The Chromium project takes security very seriously, but the fact is that any complex software project is going to have some vulnerabilities. So, you can help us make Chromium more secure by following the guidelines below when filing security bugs against Chromium. And as an added benefit to you, following these guidelines will increase both the chance and size of the reward you could receive under the Vulnerability Rewards Program.

Scope

Do not report physically-local attacks. For example, please do not report that you can compromise Chromium by installing a malicious DLL on a computer in a place where Chromium will find it and load it. Similarly, please do not report password disclosure using the Inspect Element feature to convert the "*******" into the underlying text.

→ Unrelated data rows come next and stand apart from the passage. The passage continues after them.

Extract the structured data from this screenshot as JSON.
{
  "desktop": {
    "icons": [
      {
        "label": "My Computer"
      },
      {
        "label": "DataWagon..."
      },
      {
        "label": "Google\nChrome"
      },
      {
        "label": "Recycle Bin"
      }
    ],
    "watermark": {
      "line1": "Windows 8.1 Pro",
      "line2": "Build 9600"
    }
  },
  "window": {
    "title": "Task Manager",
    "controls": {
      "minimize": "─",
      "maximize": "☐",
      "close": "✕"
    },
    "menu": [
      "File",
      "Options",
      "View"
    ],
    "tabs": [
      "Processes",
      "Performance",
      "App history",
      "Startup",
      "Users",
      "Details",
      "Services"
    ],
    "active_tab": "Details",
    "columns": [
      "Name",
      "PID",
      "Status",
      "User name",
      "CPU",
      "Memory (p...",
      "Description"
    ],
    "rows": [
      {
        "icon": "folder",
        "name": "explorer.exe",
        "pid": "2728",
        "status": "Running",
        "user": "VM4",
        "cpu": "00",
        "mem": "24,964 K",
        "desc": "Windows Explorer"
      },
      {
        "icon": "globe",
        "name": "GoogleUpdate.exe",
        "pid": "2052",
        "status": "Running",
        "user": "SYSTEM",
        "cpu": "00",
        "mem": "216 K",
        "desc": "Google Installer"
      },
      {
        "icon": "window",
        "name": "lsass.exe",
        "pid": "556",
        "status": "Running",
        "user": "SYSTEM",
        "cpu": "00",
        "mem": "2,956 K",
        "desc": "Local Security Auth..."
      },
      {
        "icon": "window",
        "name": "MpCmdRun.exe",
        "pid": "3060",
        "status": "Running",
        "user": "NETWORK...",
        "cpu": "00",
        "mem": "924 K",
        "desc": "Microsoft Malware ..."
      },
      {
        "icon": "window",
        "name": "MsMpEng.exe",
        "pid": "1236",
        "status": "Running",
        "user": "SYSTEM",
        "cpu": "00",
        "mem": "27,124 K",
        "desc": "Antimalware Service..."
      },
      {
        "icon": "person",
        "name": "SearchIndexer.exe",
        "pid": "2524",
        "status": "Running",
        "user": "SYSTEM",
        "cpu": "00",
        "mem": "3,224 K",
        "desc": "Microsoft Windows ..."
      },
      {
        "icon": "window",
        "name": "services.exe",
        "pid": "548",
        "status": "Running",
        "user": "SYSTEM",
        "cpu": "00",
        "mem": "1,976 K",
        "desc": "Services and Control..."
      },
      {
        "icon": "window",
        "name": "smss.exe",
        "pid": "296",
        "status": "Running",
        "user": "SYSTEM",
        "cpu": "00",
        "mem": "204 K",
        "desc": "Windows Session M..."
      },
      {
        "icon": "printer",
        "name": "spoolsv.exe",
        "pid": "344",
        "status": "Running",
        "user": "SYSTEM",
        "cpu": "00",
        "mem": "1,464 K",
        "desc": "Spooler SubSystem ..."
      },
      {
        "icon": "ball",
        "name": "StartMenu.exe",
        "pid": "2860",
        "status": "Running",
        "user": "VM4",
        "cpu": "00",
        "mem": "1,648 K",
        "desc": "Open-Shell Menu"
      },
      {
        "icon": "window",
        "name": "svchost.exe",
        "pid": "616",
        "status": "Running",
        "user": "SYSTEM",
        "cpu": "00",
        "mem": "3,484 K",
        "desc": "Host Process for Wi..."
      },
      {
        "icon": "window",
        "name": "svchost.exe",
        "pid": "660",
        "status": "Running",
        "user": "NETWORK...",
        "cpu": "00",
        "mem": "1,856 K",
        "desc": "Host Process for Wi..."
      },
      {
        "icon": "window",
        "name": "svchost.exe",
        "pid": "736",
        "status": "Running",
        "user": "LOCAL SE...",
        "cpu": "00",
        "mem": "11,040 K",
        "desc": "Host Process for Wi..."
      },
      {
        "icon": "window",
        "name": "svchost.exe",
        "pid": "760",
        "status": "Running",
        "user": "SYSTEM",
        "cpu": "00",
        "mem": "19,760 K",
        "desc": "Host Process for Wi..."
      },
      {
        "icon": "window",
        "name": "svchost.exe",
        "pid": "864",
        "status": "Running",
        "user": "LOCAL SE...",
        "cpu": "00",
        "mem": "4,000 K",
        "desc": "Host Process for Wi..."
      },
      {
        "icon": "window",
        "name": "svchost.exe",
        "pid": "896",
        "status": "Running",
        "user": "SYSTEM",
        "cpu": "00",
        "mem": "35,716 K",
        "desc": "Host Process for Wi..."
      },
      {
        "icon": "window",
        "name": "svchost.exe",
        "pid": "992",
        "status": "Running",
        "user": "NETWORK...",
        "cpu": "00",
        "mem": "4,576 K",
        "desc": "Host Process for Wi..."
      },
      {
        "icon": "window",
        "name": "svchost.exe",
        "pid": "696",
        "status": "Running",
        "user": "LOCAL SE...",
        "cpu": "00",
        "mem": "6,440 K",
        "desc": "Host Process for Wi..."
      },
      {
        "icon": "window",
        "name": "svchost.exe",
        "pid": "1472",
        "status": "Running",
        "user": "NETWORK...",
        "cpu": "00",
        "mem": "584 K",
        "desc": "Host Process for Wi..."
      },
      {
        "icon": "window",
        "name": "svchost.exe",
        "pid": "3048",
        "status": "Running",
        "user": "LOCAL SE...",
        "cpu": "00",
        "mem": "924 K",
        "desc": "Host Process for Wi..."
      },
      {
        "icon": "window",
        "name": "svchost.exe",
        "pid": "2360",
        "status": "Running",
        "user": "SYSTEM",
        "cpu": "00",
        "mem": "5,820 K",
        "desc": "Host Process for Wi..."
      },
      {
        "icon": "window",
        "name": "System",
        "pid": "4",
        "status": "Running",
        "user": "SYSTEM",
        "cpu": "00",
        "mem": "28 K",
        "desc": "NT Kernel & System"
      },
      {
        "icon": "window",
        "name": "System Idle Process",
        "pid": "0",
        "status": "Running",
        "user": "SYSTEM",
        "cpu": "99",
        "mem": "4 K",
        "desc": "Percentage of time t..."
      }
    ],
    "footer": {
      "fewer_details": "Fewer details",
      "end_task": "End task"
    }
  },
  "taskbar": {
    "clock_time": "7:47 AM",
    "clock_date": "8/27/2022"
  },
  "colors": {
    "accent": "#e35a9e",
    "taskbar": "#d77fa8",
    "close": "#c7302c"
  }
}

To understand why, see the Chromium Security FAQ.

General Guidelines

These are the criteria that we expect from a good security bug report:
  • Was filed via the security template.
  • Contains a clear and descriptive title.
  • Includes the Chromium/Chrome version number and release channel.
  • Lists the operating system, version, and service pack level of the testing platform.
  • Includes a reproducible example of the bug, such as an attached HTML or binary file that triggers the bug when loaded into Chrome. 
    • Please make the file as small as possible and remove any content not necessary to trigger the vulnerability.
    • Please avoid dependencies on third-party libraries such as jQuery or Prototype (which can dramatically complicate the process of diagnosing a potential vulnerability).
    • For short (e.g. 15 lines), text-based reproductions (eg. HTML or SVG), please include the reproduction case directly in the report text.
    • Note that a screen capture showing the issue is largely unnecessary and is not a substitute for a well-written, reproducible test case.
  • Provides a brief description (where appropriate) of the nature of the bug along with any additional details required to reproduce it.
  • Avoids unnecessary commentary or hyperbole. (If you choose to provide a severity estimate please follow the criteria at Severity Guidelines for Security Issues.)

Reporting Crash Bugs

In addition to the general guidelines above, we look for the following information on bugs that trigger browser crashes or sad tabs:
  • Whether the crash is in the browser (application crash) or the renderer (sad tab).
  • Paste into the bug description the exception details, register state, and relevant portion of the stack trace.
    • General crash reporting information is available at Reporting a Crash Bug.
    • Platform specific debugger configuration (including instructions on setting up symbols) is available for WindowsMac OS X, and Linux.
  • If crash reporting is enabled, please provide your client ID.

Signs A Crash Is Not A Security Bug

Due to Chromium's multiprocess architecture, there are render crashes (sad tabs) that do not have the security ramifications they would in other browsers. For example, many resource exhaustion conditions create a denial of service (DoS) in other browsers, but in Chrome these are not security issues because they are isolated to the offending tab. Examples of these bug classes include: consistent fixed-offset NULL pointer dereferences, call stack overflows (stack exhaustion), and out of memory (OOM) errors. Some of these crashes are valid bugs, and should be reported; however, they are not security bugs and should be filed through the normal defect template.

Going Above and Beyond

While we don't expect security vulnerability reporters to provide us any of the following information, we certainly find it extremely helpful and would take it into consideration when determining whether or not a particular report qualified for a larger award:
  • An extremely clear and well-reduced test case demonstrating the vulnerability.
  • An accurate analysis of the exact nature of a crash (e.g. identifying the reason for and location of a premature pointer deletion in a use-after-free vulnerability).
  • An explanation of a broader vulnerability or recurring vulnerable pattern associated with the reported bug (e.g. noting that a vulnerability arises in more than one location due to a common misuse pattern on a particular class).
  • Helpful guidance for fixing the vulnerability, or providing an effective fix as part of the reporting process.
  • Identifying any particularly interesting or impactful issue that goes beyond the scope of a single report.
  • Any noteworthy cooperation in the reporting and resolution that goes significantly beyond the normal reporting guidelines.
  • We reward more where the reporter provides a good analysis demonstrating probable exploitability.